YOUR GOAL: Since each line must match the original, copy out the records with no differences at all.

##### MATERIAL TO PROCESS #####

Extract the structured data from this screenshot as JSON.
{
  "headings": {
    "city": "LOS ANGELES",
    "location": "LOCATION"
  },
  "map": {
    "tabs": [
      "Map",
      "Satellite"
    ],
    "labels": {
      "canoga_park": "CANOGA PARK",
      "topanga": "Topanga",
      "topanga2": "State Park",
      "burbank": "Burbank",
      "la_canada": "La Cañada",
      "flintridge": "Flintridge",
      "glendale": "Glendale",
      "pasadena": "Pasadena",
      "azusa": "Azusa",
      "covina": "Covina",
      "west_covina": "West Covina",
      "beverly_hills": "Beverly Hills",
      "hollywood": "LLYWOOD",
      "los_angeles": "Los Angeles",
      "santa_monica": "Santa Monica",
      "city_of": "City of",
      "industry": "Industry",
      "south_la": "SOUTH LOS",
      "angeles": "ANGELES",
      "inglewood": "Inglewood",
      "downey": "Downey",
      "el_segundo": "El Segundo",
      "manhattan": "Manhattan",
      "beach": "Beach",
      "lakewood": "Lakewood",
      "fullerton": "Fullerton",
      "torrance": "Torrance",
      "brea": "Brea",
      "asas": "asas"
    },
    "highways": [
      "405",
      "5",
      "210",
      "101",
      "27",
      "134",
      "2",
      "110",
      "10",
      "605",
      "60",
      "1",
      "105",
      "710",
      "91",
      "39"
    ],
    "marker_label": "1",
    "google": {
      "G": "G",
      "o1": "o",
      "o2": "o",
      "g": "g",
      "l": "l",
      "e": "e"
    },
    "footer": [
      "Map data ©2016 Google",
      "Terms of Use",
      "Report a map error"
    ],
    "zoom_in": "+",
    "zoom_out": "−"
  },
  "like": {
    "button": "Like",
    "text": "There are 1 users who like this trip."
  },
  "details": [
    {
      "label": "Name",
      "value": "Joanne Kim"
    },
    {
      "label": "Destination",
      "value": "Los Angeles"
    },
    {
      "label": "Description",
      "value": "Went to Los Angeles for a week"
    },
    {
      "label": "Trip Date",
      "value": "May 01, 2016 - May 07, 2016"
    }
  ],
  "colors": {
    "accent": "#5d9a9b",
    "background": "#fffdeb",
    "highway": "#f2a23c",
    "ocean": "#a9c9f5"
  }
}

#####

COMPLETED TASK:
Extract the structured data from this screenshot as JSON.
{
  "headings": {
    "city": "LOS ANGELES",
    "location": "LOCATION"
  },
  "map": {
    "tabs": [
      "Map",
      "Satellite"
    ],
    "labels": {
      "canoga_park": "CANOGA PARK",
      "topanga": "Topanga",
      "topanga2": "State Park",
      "burbank": "Burbank",
      "la_canada": "La Cañada",
      "flintridge": "Flintridge",
      "glendale": "Glendale",
      "pasadena": "Pasadena",
      "azusa": "Azusa",
      "covina": "Covina",
      "west_covina": "West Covina",
      "beverly_hills": "Beverly Hills",
      "hollywood": "LLYWOOD",
      "los_angeles": "Los Angeles",
      "santa_monica": "Santa Monica",
      "city_of": "City of",
      "industry": "Industry",
      "south_la": "SOUTH LOS",
      "angeles": "ANGELES",
      "inglewood": "Inglewood",
      "downey": "Downey",
      "el_segundo": "El Segundo",
      "manhattan": "Manhattan",
      "beach": "Beach",
      "lakewood": "Lakewood",
      "fullerton": "Fullerton",
      "torrance": "Torrance",
      "brea": "Brea",
      "asas": "asas"
    },
    "highways": [
      "405",
      "5",
      "210",
      "101",
      "27",
      "134",
      "2",
      "110",
      "10",
      "605",
      "60",
      "1",
      "105",
      "710",
      "91",
      "39"
    ],
    "marker_label": "1",
    "google": {
      "G": "G",
      "o1": "o",
      "o2": "o",
      "g": "g",
      "l": "l",
      "e": "e"
    },
    "footer": [
      "Map data ©2016 Google",
      "Terms of Use",
      "Report a map error"
    ],
    "zoom_in": "+",
    "zoom_out": "−"
  },
  "like": {
    "button": "Like",
    "text": "There are 1 users who like this trip."
  },
  "details": [
    {
      "label": "Name",
      "value": "Joanne Kim"
    },
    {
      "label": "Destination",
      "value": "Los Angeles"
    },
    {
      "label": "Description",
      "value": "Went to Los Angeles for a week"
    },
    {
      "label": "Trip Date",
      "value": "May 01, 2016 - May 07, 2016"
    }
  ],
  "colors": {
    "accent": "#5d9a9b",
    "background": "#fffdeb",
    "highway": "#f2a23c",
    "ocean": "#a9c9f5"
  }
}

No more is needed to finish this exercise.